Sermon 2nd February 2020:
The Presentation of Christ in the Temple (Luke 2.22-40)
The story we hear this morning will be familiar to many: the presentation of Jesus in the temple. Following Jewish tradition, Joseph and Mary present Jesus, their first-born son, in the temple to give thanks and ask God’s blessing upon his life. They encounter two people, Simeon and Anna, who are often mentioned in one breath. But looking a little closer, it these two people do not have as much in common as we might think. This morning, I’d like to have a closer look at the person of Simeon, and what happens to him when he sees Joseph, Mary and their child.
Simeon seems to be a visitor to the temple, but apart from that, we don’t hear anything about the age or past of Simeon. That we don’t know Simeon’s age came as a surprise to me, when I heard someone preaching on this passage a few weeks ago. She pointed out that, although we often assume that Simeon was pretty old – just as in Rembrandt’s painting –, this is actually not mentioned in this passage, or elsewhere in the Bible for that matter. Yes, we hear that he would not see death before he had seen the Lord’s Messiah, which may imply that he is of advanced years, but this is not made explicit by the text.
The other reason that people often assume that Simeon was nearing the end of his mortal life are the words of what has become known as the Nunc Dimittis – often used at funerals: ‘Master, now let your servant in peace’. However, also these words can be interpreted very differently. In Luke’s Gospel, the word translated as ‘let go’ is used on numerous other occasions. It can mean ‘forgive’, ‘send away’ – after healing miracles, divorce, and ‘release’. For example it is used a number of times in Luke 23, when the question arises whether Jesus should be released, but the crowds demand that Barabbas is set free instead.
That means that we can also hear this morning’s passage very differently from what we may have heard in the first place. Simeon in this case is not an old man, waiting to see the Messiah before he is ready to die. The moment he sees and recognises Jesus does not mean an end to his earthly life, but rather a beginning: a recognition of his purpose in life, a recognition who he really is. To make the point, I’d like to make the comparison with Luke 13, in which we can read the story of a woman healed by Jesus on the Sabbath:
On a Sabbath Jesus was teaching in one of the synagogues, and a woman was there who had been crippled by a spirit for eighteen years. She was bent over and could not straighten up at all. When Jesus saw her, he called her forward and said to her, “Woman, you are set free from your infirmity.” Then he put his hands on her, and immediately she straightened up and praised God.
As soon as the woman is set free – ‘let go’ – from her infirmity, she is not only able to stand, but immediately starts praising God. The moment of recognition, of not only knowing, but being known, enables her to be free from her ailment and become the person she is meant to be. Healing miracles are often associated with an element of forgiveness: spiritual as well as physical healing.

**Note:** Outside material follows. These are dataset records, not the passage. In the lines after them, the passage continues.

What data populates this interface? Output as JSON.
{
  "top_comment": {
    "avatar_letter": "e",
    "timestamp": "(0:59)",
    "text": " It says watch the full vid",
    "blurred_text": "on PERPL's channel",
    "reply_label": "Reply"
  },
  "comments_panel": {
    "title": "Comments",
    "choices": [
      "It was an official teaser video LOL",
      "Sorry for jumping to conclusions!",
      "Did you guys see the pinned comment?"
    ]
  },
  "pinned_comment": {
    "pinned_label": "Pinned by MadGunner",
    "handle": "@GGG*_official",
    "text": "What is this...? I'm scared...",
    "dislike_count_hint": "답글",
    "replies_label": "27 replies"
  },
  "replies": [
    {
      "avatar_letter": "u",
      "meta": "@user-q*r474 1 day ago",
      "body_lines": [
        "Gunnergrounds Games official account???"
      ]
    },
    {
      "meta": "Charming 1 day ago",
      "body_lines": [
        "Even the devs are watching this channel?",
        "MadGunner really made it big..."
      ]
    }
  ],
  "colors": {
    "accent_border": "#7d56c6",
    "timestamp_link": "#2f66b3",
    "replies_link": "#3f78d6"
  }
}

The same interpretation can be applied to the passage we hear this morning. As soon as Simeon recognises the child, he proclaims that his eyes have seen God’s salvation. In this case, it is Jesus who is being seen, rather than seeing, but just like the woman who is healed, also Simeon is set free to really be the person he is meant to be. A new beginning, rather than an end – although of course this can be appropriately applied to the Christian beliefs on life after death too.
When we interpret the story in this way, I wonder if it becomes an experience to which we too may be able to relate? Have we had moments in our lives when we felt that everything just fell into place? That somehow we were released from whatever was stopping us from being free, from being the people God intends us to be?
Personally, I have felt it most strongly when I felt my call to ordination. Against all odds, my decision to become an academic research scientist turned into the start of a journey towards the priesthood. But also more recently, after I had completed part of the pilgrim route to Santiago de Compostela, I felt that unexpectedly some things fell into place, and there was a moment of release from that which weighed me down.
I suspect that many of us have found ourselves in situations that weren’t right for us. Whether through events beyond our control, or by decisions of our own, we may have ended up in a position in which we feel we have become prisoners of our circumstances. When we read of the people who encounter Jesus, we realise that none of us need to remain captives of our situation. Through an encounter with Christ we realise that we are not determined by what we have, but by who we are: children of the one God. It is only when we recognise this, that we are released and set free to really be who we are.
For some, this insight may come through a long process of prayer and worship. For others, it may happen unexpectedly, by encountering a stranger whom we recognise as friend. But no matter how it happens, we know when it happens: it feels like a home-coming to ourselves, and – often for only a moment – our hearts find the rest they long for. That moment can be the beginning of a new life, either literally or metaphorically. As soon as we can let go of a past that keeps us imprisoned, we are released into a future in which we are free. And just like Simeon, like the woman at the synagogue, so we can go in peace, blessing others and praising God.
Because it is not only the moment that changes us, but maybe even more so what we do with that. So I would like to finish with a question, which is this. What will we do with the freedom given to us? Do we take it for granted, or will we, just like Simeon, bless others and speak truly and freely? Let us go in peace, to love and serve the Lord.